* [Required work]
Look through the records that follow. Copy every line containing the word "icon".

* [Entries supplied]
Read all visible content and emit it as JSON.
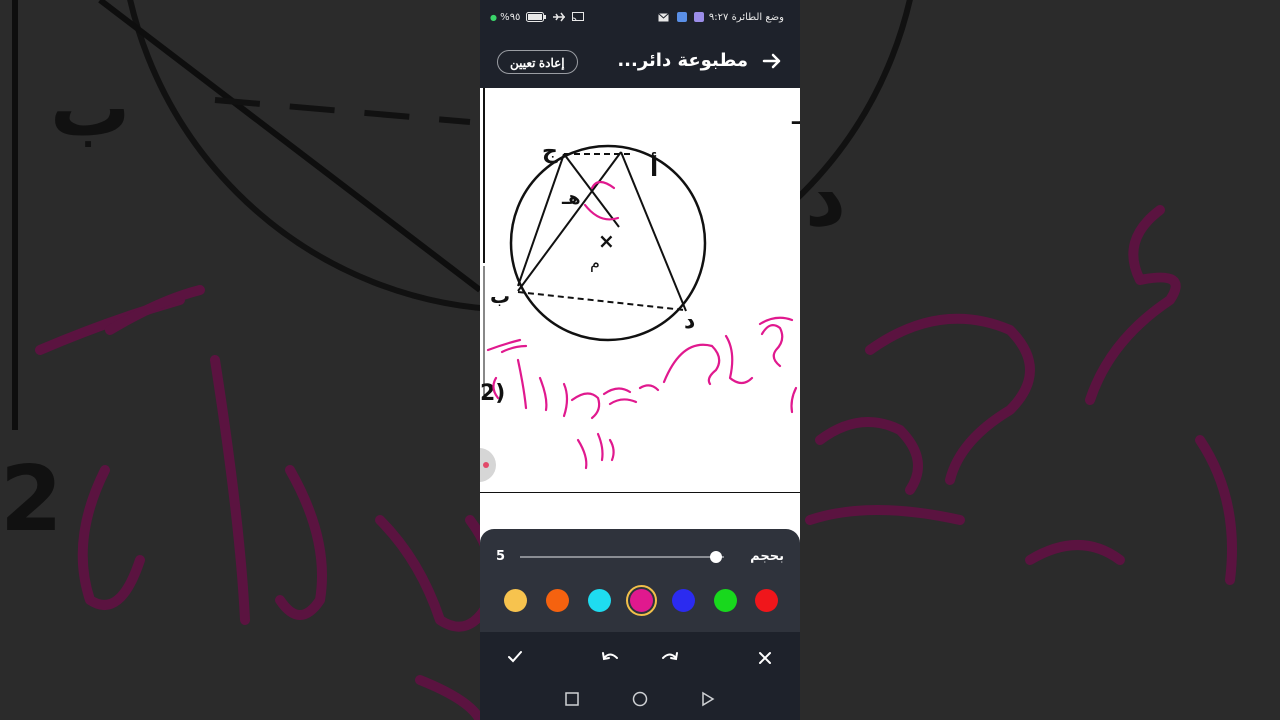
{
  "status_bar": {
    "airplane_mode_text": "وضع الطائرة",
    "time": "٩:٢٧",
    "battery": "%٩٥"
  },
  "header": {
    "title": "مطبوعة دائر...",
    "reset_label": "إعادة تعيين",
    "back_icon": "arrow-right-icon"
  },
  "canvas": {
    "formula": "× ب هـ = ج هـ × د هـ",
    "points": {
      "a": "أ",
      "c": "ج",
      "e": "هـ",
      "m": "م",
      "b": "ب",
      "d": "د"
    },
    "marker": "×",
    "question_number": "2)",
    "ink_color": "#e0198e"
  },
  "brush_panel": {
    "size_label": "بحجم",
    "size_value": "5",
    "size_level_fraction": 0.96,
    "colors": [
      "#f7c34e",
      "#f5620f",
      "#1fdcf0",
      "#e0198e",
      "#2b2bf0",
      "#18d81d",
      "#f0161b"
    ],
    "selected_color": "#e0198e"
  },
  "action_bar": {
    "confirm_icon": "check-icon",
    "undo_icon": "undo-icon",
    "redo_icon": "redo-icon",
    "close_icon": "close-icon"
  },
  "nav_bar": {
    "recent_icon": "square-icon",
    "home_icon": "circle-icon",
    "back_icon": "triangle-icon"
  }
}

* [Reply]
    "back_icon": "arrow-right-icon"
    "confirm_icon": "check-icon",
    "undo_icon": "undo-icon",
    "redo_icon": "redo-icon",
    "close_icon": "close-icon"
    "recent_icon": "square-icon",
    "home_icon": "circle-icon",
    "back_icon": "triangle-icon"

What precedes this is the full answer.